* _TASK_
Because the pictures are not wanted, reproduce the rest of the records below exactly as they stand.

_ _ _ _ _ _ _

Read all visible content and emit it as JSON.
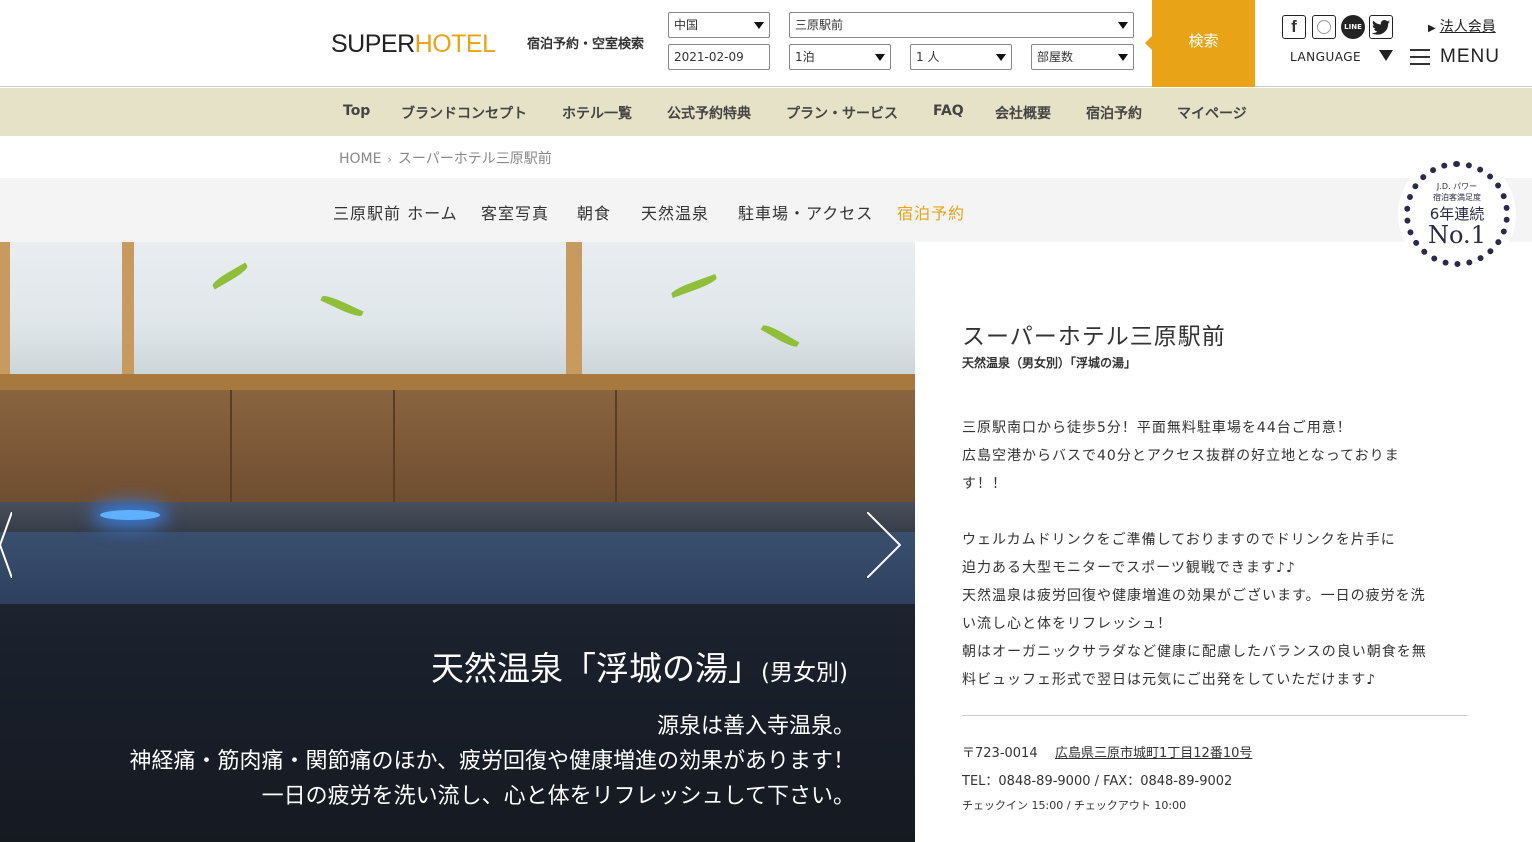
{
  "header": {
    "logo_super": "SUPER",
    "logo_hotel": "HOTEL",
    "search_label": "宿泊予約・空室検索",
    "region": "中国",
    "hotel": "三原駅前",
    "date": "2021-02-09",
    "nights": "1泊",
    "guests": "1 人",
    "rooms": "部屋数",
    "search_button": "検索",
    "corporate_link": "法人会員",
    "language": "LANGUAGE",
    "menu": "MENU",
    "social": {
      "facebook": "f",
      "line": "LINE"
    }
  },
  "global_nav": [
    "Top",
    "ブランドコンセプト",
    "ホテル一覧",
    "公式予約特典",
    "プラン・サービス",
    "FAQ",
    "会社概要",
    "宿泊予約",
    "マイページ"
  ],
  "breadcrumb": {
    "home": "HOME",
    "sep": "›",
    "current": "スーパーホテル三原駅前"
  },
  "local_nav": [
    {
      "label": "三原駅前 ホーム",
      "active": false
    },
    {
      "label": "客室写真",
      "active": false
    },
    {
      "label": "朝食",
      "active": false
    },
    {
      "label": "天然温泉",
      "active": false
    },
    {
      "label": "駐車場・アクセス",
      "active": false
    },
    {
      "label": "宿泊予約",
      "active": true
    }
  ],
  "badge": {
    "line1": "J.D. パワー",
    "line2": "宿泊客満足度",
    "line3": "6年連続",
    "line4": "No.1"
  },
  "hero": {
    "title": "天然温泉「浮城の湯」",
    "title_small": "(男女別)",
    "lines": [
      "源泉は善入寺温泉。",
      "神経痛・筋肉痛・関節痛のほか、疲労回復や健康増進の効果があります！",
      "一日の疲労を洗い流し、心と体をリフレッシュして下さい。"
    ]
  },
  "info": {
    "name": "スーパーホテル三原駅前",
    "subtitle": "天然温泉（男女別）「浮城の湯」",
    "description": [
      "三原駅南口から徒歩5分！平面無料駐車場を44台ご用意！",
      "広島空港からバスで40分とアクセス抜群の好立地となっておりま",
      "す！！",
      "",
      "ウェルカムドリンクをご準備しておりますのでドリンクを片手に",
      "迫力ある大型モニターでスポーツ観戦できます♪♪",
      "天然温泉は疲労回復や健康増進の効果がございます。一日の疲労を洗",
      "い流し心と体をリフレッシュ！",
      "朝はオーガニックサラダなど健康に配慮したバランスの良い朝食を無",
      "料ビュッフェ形式で翌日は元気にご出発をしていただけます♪"
    ],
    "postal": "〒723-0014",
    "address": "広島県三原市城町1丁目12番10号",
    "tel": "TEL：0848-89-9000 / FAX：0848-89-9002",
    "checkin": "チェックイン 15:00 / チェックアウト 10:00"
  },
  "colors": {
    "accent": "#e8a317",
    "nav_bg": "#e6e2c7",
    "local_nav_bg": "#f4f4f4"
  }
}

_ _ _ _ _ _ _

* _EXPECTED ANSWER_
Read all visible content and emit it as JSON.
{
  "header": {
    "logo_super": "SUPER",
    "logo_hotel": "HOTEL",
    "search_label": "宿泊予約・空室検索",
    "region": "中国",
    "hotel": "三原駅前",
    "date": "2021-02-09",
    "nights": "1泊",
    "guests": "1 人",
    "rooms": "部屋数",
    "search_button": "検索",
    "corporate_link": "法人会員",
    "language": "LANGUAGE",
    "menu": "MENU",
    "social": {
      "facebook": "f",
      "line": "LINE"
    }
  },
  "global_nav": [
    "Top",
    "ブランドコンセプト",
    "ホテル一覧",
    "公式予約特典",
    "プラン・サービス",
    "FAQ",
    "会社概要",
    "宿泊予約",
    "マイページ"
  ],
  "breadcrumb": {
    "home": "HOME",
    "sep": "›",
    "current": "スーパーホテル三原駅前"
  },
  "local_nav": [
    {
      "label": "三原駅前 ホーム",
      "active": false
    },
    {
      "label": "客室写真",
      "active": false
    },
    {
      "label": "朝食",
      "active": false
    },
    {
      "label": "天然温泉",
      "active": false
    },
    {
      "label": "駐車場・アクセス",
      "active": false
    },
    {
      "label": "宿泊予約",
      "active": true
    }
  ],
  "badge": {
    "line1": "J.D. パワー",
    "line2": "宿泊客満足度",
    "line3": "6年連続",
    "line4": "No.1"
  },
  "hero": {
    "title": "天然温泉「浮城の湯」",
    "title_small": "(男女別)",
    "lines": [
      "源泉は善入寺温泉。",
      "神経痛・筋肉痛・関節痛のほか、疲労回復や健康増進の効果があります！",
      "一日の疲労を洗い流し、心と体をリフレッシュして下さい。"
    ]
  },
  "info": {
    "name": "スーパーホテル三原駅前",
    "subtitle": "天然温泉（男女別）「浮城の湯」",
    "description": [
      "三原駅南口から徒歩5分！平面無料駐車場を44台ご用意！",
      "広島空港からバスで40分とアクセス抜群の好立地となっておりま",
      "す！！",
      "",
      "ウェルカムドリンクをご準備しておりますのでドリンクを片手に",
      "迫力ある大型モニターでスポーツ観戦できます♪♪",
      "天然温泉は疲労回復や健康増進の効果がございます。一日の疲労を洗",
      "い流し心と体をリフレッシュ！",
      "朝はオーガニックサラダなど健康に配慮したバランスの良い朝食を無",
      "料ビュッフェ形式で翌日は元気にご出発をしていただけます♪"
    ],
    "postal": "〒723-0014",
    "address": "広島県三原市城町1丁目12番10号",
    "tel": "TEL：0848-89-9000 / FAX：0848-89-9002",
    "checkin": "チェックイン 15:00 / チェックアウト 10:00"
  },
  "colors": {
    "accent": "#e8a317",
    "nav_bg": "#e6e2c7",
    "local_nav_bg": "#f4f4f4"
  }
}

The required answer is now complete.